Understanding the mechanisms that generate complex host-parasite interactions, and how they contribute to variation between and within hosts, is important for predicting risk of infection and transmission, and for developing more effective interventions based on parasite properties. We used the T. retortaeformis (TR)-rabbit system and developed a state-space mathematical framework to capture the variation in intensity of infection and egg shedding in hosts infected weekly, then treated with an anthelminthic and subsequently re-challenged following the same infection regime. Experimental infections indicate that parasite intensity accumulates more slowly in the post-anthelminthic phase but reaches similar maximum numbers.
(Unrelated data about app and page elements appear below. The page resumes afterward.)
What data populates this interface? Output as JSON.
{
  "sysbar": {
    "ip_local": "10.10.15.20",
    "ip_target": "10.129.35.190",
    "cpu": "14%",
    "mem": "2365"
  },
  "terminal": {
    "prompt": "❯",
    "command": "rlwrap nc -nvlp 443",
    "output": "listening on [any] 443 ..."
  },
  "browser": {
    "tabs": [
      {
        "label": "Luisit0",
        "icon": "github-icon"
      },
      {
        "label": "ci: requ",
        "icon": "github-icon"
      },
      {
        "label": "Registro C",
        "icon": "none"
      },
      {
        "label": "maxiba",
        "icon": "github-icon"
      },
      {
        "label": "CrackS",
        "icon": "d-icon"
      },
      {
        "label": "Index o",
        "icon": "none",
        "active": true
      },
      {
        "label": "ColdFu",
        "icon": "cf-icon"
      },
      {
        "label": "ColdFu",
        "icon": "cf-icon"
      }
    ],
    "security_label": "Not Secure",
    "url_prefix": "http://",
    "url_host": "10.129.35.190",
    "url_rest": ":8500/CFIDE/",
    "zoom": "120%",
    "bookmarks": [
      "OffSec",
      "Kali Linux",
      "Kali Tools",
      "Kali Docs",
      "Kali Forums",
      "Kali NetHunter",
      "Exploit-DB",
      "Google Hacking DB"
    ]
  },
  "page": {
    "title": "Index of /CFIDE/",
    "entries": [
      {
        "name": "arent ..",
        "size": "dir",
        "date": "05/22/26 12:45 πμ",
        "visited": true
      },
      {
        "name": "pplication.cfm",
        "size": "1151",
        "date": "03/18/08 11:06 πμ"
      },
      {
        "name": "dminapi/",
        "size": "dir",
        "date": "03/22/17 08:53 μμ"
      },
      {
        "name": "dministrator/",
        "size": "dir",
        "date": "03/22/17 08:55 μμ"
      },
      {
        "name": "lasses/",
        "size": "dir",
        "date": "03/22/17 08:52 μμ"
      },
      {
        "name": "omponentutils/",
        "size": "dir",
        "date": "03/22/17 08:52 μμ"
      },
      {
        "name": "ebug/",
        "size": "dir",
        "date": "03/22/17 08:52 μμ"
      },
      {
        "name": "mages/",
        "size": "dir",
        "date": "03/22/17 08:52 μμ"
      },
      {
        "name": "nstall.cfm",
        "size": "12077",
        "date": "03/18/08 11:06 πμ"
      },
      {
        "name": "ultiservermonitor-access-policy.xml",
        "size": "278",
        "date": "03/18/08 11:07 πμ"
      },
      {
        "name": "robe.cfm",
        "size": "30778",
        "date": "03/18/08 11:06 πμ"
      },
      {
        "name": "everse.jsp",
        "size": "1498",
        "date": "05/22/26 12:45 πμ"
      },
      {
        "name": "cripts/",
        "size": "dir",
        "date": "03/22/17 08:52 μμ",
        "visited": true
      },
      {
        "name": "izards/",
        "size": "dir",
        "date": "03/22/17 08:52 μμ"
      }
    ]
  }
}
By contrast, parasite EPG (eggs per gram of feces) shed from rabbits in the post-treatment phase is lower and less variable through time. Inference based on EPG alone suggests a decline in parasite intensity over time. Using a state-space model and incorporating all sources of cross-sectional and longitudinal data, we show that while parasite intensity remains relatively constant in both experimental phases, shedding of eggs into the environment is increasingly limited through changes in parasite growth. We suggest that host immunity directly modulates both the accumulation and the growth of the parasite, and indirectly affects transmission by limiting parasite length and thus fecundity. This study provides a better understanding of how within-host trophic interactions influence different components of a helminth population. It also suggests that heterogeneity in parasite traits should be addressed more carefully when examining and managing helminth infections in the absence of some critical data on parasite dynamics.
All Science Journal Classification (ASJC) codes
- Ecology, Evolution, Behavior and Systematics
- Modeling and Simulation
- Molecular Biology
- Cellular and Molecular Neuroscience
- Computational Theory and Mathematics